= Beginning of Section =
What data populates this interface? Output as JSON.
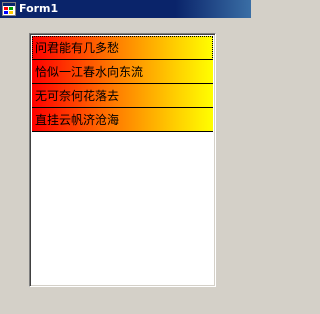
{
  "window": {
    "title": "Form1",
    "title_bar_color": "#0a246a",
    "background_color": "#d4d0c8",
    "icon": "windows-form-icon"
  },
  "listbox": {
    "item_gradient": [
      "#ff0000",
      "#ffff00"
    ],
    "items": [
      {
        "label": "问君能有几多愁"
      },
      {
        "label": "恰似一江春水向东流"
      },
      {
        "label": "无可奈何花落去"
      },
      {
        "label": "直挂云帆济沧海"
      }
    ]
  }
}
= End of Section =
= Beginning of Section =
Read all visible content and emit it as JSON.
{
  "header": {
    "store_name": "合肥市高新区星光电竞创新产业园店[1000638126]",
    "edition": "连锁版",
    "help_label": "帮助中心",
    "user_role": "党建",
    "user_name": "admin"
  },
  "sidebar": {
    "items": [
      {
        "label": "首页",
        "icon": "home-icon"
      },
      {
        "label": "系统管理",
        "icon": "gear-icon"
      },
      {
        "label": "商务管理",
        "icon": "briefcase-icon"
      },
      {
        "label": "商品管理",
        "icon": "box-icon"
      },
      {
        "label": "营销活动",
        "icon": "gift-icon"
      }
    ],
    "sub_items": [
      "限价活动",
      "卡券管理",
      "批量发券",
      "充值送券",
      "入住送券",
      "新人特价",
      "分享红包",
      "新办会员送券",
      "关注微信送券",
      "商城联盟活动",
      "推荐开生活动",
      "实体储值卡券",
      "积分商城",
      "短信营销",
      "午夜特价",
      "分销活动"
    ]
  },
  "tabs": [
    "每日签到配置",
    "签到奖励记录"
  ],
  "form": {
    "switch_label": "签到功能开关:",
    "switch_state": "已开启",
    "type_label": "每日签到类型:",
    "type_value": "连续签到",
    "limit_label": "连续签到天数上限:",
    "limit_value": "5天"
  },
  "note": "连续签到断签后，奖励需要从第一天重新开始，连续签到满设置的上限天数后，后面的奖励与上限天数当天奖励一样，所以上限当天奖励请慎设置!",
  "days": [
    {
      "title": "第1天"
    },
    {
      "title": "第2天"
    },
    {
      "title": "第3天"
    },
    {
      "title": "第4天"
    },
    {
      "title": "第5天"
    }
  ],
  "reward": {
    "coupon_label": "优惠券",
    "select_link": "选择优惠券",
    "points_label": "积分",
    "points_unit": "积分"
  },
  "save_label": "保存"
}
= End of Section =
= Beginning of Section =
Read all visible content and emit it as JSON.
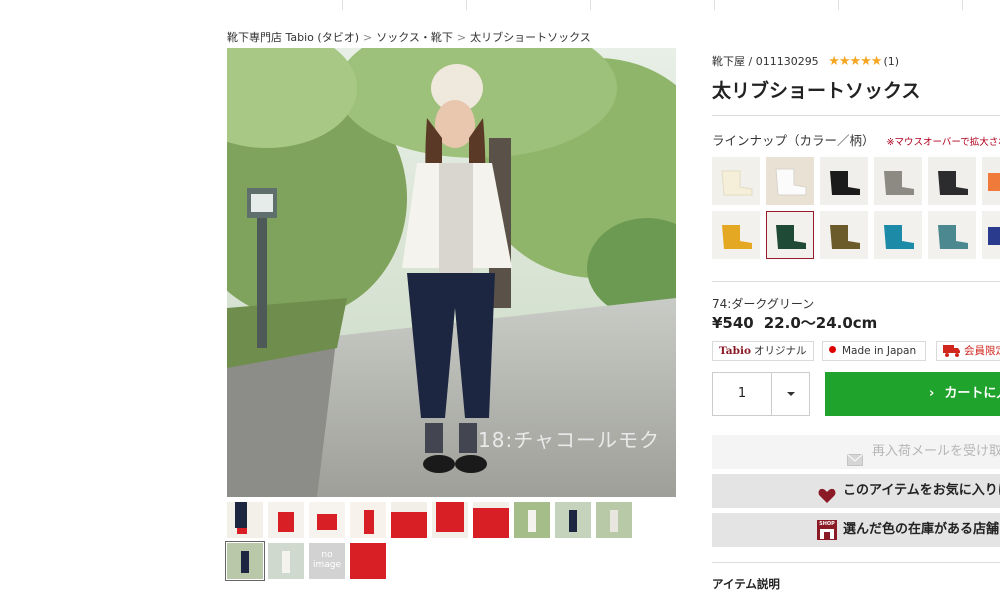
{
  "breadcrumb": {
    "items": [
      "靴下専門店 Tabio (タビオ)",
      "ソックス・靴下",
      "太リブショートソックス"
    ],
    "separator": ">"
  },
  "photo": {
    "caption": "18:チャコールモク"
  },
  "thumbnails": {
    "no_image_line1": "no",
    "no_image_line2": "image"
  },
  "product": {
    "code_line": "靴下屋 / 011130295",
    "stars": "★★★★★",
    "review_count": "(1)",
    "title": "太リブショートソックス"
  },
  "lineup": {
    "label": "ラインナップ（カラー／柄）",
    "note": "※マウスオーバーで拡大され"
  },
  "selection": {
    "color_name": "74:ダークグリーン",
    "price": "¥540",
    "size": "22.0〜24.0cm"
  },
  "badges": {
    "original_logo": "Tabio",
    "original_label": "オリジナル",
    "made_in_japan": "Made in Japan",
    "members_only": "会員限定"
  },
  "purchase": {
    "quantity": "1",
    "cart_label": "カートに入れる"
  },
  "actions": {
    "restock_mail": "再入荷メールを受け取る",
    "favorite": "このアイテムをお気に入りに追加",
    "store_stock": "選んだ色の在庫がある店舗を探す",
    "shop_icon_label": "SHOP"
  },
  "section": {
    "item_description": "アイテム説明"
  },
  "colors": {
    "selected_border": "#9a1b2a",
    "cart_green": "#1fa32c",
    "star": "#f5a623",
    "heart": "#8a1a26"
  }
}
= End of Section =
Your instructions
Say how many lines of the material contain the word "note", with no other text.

Written reply
2